  Campsite impacts in four wildernesses in the South-Central United States. Research paper INT-RP USDA Forest Service, Intermountain Research Station, Ogden, UT, Cited by: Abstract—This paper,reviews,the body,of literature,on recreation resource impacts and their management in the United States, with aprimary,focus on research,within designated,wildernesses. The Kuro-dake Campsite in Daisetsuzan National Park is situated in a fragile alpine setting. Since it opened in , it has not been under formal management. With camping increasingly affecting the Kuro-dake Campsite, this study aims to gain deeper insights into the soil erosion and overcrowding at the campsite and to suggest a corresponding strategy for future : Ting Wang, Teiji Watanabe.   This study examines the effects of visitors on vegetation of natural semi-arid areas of Mediterranean basin using controlled experimental trampling. Impacts were assessed on days 1, 5, 15 and 30 examining presence of plant species, their cover and height in linear transects suffering a constant trampling intensity (25, 75, and passes/day). In addition, the Cited by:

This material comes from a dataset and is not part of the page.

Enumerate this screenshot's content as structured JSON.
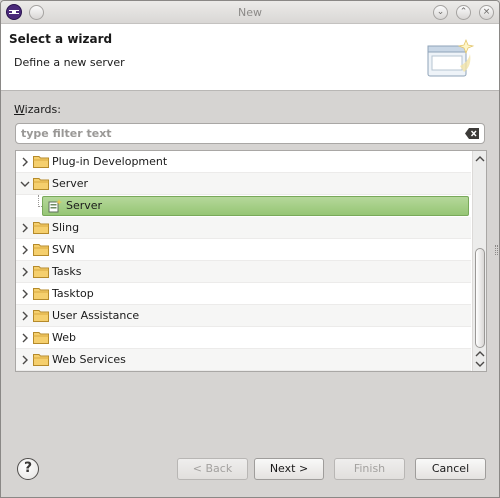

1 1 1. 1 1 2. 1 1 3. 1 1 3. 1 1 4. 1 1 4 1 1 5. 1 1 6. 1 1 6. 1 1 7. 1 1 7. 1 1 7. 1 1 7. 1 1 7. 1 1 7. 1 1 8. 1 1 9. 1 1 1 1 1 1 1 1 1 1 Full text of "Proceedings: National Wilderness Research Conference, current research, Fort Collins, CO, July , " See other formats. The International Journal of Wilderness, Vol 15 No1, April has articles on: the Sky Islands, Reducing Campsite Impacts, the Carpathian Mountains, and wilderness in Canada and Europe. Intermountain Research Station (Ogden, Utah): Evaluation of roadside stabilization and beautification plantings in south-central Utah / (Ogden, UT: U.S. Dept. of Agriculture, Forest Service, Intermountain Research Station, ), also by A. Clyde Blauer and United States. Bureau of Reclamation (page images at HathiTrust).